So, what does this all mean? Is it a "game-changer?" I don't think that any tribally-devoted voters will have been swayed by last night, from whichever party. Labour will be happy that they and Clegg outshone Cameron by a decent margin, but the positive spin for Clegg may prove counter-productive. As Nick (Robinson) pointed out on the Today programme, a little boost to the Liberals helps Labour by preventing the Tories from taking back some of those south-east seats - like Chris Huhne's in Eastleigh - that they need to get a majority. Too much of a boost and Labour will suffer in two ways - firstly because the Liberals will start to threaten Labour-held seats further north and secondly because the tactical Liberal votes that have kept the Tories out in some seats may switch back. While Cameron didn't do well and didn't look prime ministerial, I would expect the Conservatives to come back against the Liberals strongly as they move rapidly away from 'love-bombing' their yellow colleagues and start holding the Liberal policies up to the light a bit more. Even for Clegg, there may be a downside, as the media will start taking a long hard look at their policies and there are some that will come up wanting. Sarah Teather stood in for Charlie Kennedy on This Week last night and look stunned when Andrew Neil started challenging her hard over their debt reduction plans, where for all the Liberals' much-touted honesty, there appears to be a black hole of some £5 billion opening up as a gap between planned savings and reality.

That's the thing about playing on the same pitch as the big boys - the game gets much harder. Is Clegg ready for that scrutiny? Will this provide a sustained bounce to the Liberal Democrat cause or just an overnight wonder? Time will tell.

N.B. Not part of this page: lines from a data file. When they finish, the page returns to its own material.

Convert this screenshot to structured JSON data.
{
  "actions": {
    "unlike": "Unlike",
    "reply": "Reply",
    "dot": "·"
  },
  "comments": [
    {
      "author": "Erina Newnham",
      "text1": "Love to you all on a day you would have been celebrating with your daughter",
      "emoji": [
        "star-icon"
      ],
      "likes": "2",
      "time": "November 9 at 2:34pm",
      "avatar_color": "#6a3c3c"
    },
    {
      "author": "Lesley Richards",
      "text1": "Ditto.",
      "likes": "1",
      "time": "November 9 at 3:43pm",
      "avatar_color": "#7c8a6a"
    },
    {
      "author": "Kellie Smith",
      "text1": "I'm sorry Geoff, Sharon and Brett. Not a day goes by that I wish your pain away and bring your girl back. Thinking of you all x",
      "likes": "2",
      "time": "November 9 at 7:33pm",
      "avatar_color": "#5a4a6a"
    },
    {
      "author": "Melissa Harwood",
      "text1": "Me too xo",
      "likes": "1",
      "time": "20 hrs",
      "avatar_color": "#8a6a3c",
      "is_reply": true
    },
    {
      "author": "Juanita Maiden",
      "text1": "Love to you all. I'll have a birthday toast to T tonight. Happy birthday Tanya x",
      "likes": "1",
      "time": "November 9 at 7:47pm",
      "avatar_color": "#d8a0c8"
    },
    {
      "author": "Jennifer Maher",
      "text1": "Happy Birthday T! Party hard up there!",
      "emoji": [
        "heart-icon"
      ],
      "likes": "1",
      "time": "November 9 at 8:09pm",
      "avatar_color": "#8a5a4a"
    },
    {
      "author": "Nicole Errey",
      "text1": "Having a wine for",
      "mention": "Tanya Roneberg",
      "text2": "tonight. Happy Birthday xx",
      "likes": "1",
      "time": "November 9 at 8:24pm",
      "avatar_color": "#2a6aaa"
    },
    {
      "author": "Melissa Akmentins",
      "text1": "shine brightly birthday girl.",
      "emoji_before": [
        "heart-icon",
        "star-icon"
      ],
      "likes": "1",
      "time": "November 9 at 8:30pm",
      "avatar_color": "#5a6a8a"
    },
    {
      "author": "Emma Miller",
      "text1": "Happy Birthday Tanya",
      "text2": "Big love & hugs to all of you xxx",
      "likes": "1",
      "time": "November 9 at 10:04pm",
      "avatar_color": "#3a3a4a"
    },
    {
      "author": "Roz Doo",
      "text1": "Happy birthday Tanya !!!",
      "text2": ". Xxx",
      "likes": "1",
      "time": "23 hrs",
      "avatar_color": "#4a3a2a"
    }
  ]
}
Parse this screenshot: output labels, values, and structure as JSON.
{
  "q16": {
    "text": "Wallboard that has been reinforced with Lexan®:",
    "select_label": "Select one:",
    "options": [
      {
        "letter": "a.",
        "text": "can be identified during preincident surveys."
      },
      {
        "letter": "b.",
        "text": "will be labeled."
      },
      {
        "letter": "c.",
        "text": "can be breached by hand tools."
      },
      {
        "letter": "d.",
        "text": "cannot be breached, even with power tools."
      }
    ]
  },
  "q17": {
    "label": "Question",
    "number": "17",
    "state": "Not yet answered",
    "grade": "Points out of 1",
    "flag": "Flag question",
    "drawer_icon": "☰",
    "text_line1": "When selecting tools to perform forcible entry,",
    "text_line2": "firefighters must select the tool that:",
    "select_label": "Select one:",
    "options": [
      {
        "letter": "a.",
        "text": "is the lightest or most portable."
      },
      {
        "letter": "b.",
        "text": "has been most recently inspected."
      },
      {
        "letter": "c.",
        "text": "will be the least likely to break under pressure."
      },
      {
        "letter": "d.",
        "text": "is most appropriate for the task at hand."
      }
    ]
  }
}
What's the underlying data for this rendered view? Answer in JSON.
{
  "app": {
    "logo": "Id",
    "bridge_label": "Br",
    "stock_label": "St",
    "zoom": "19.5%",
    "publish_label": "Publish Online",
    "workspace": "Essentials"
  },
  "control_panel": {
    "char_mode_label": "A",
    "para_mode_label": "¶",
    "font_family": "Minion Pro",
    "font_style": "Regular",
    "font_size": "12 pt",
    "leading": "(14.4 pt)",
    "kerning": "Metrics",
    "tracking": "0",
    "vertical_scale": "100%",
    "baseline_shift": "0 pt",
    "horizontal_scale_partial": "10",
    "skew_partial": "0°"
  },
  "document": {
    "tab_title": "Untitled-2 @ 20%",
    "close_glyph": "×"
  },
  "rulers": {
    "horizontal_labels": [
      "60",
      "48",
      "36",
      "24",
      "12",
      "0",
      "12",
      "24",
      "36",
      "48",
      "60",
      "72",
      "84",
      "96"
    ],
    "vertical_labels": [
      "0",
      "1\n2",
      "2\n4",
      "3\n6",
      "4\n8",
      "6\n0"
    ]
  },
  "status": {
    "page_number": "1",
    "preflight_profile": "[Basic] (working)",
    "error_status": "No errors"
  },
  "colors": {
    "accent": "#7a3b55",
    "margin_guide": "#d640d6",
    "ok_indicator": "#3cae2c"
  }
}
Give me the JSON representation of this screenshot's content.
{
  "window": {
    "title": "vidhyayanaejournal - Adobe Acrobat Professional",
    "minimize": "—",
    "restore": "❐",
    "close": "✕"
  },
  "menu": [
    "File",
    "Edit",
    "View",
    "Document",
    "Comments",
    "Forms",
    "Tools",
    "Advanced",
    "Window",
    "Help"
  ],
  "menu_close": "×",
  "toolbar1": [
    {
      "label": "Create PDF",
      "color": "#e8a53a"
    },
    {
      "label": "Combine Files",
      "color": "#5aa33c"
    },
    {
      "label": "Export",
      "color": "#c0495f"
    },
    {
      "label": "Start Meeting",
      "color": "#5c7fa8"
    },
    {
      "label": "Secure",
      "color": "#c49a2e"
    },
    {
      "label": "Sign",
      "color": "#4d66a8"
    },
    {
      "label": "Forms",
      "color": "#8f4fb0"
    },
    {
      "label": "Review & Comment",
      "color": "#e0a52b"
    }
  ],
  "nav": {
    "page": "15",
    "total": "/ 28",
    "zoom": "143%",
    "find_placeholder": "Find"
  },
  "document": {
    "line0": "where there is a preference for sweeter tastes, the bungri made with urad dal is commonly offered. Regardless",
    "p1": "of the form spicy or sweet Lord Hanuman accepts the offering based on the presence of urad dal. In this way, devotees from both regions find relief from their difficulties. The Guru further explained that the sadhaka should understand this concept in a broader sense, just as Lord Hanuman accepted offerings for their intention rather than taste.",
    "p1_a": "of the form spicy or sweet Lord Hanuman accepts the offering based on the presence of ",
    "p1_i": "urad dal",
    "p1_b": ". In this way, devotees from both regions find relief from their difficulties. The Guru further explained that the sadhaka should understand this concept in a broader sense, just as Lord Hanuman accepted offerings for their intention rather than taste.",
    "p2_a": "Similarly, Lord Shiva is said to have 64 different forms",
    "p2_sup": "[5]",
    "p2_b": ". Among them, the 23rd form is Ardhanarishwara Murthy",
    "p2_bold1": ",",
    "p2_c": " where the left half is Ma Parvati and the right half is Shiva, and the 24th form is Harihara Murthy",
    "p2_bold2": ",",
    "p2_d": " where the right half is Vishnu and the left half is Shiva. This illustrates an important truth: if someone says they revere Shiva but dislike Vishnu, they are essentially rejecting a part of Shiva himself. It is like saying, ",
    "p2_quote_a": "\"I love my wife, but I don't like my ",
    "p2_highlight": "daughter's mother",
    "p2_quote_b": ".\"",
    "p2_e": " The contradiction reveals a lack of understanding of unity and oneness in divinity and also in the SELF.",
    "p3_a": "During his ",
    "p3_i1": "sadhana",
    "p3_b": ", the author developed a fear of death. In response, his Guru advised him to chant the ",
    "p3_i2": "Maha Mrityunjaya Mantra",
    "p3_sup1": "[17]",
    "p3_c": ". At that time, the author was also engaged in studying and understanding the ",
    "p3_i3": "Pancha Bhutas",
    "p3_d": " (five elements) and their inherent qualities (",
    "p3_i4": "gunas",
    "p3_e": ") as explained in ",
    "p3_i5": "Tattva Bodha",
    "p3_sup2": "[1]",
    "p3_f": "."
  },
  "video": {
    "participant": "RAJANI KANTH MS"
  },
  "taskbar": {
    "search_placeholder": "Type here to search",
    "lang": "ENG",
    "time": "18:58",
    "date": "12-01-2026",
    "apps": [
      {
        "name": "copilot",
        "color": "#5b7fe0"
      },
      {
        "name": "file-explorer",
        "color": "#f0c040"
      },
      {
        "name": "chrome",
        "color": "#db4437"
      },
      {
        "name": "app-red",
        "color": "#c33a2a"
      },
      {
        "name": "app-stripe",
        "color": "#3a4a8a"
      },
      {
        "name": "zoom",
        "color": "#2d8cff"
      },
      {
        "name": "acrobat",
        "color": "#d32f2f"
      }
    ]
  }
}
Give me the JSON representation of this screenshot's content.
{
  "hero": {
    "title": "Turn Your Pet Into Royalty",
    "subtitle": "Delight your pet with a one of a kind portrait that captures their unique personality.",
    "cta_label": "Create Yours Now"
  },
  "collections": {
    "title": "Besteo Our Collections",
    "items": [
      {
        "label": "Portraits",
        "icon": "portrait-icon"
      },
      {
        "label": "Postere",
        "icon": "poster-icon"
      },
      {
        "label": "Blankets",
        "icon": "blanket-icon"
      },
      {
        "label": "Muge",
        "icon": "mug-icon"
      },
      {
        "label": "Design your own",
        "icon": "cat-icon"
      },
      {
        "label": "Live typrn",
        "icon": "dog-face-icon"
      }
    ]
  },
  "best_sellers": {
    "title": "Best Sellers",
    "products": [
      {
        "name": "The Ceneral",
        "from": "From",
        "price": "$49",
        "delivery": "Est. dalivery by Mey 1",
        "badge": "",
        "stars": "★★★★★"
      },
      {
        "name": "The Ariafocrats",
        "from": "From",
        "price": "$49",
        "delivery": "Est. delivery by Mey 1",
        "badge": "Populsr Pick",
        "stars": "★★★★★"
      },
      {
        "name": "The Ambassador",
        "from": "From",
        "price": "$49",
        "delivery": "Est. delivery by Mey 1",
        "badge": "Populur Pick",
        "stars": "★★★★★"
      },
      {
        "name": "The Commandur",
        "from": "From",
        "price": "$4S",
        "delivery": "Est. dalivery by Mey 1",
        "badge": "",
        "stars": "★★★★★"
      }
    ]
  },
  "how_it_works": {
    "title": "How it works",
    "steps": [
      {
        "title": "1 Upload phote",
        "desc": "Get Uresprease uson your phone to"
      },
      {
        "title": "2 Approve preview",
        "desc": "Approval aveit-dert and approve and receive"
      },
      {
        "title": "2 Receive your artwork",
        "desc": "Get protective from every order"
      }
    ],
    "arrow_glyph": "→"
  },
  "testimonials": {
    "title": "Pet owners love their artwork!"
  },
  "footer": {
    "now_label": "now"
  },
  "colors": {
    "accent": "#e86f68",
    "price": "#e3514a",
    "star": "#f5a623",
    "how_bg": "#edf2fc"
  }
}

1 comment:

Bill Lees said...

Very nice assessment, John. Can't disagree with any of that.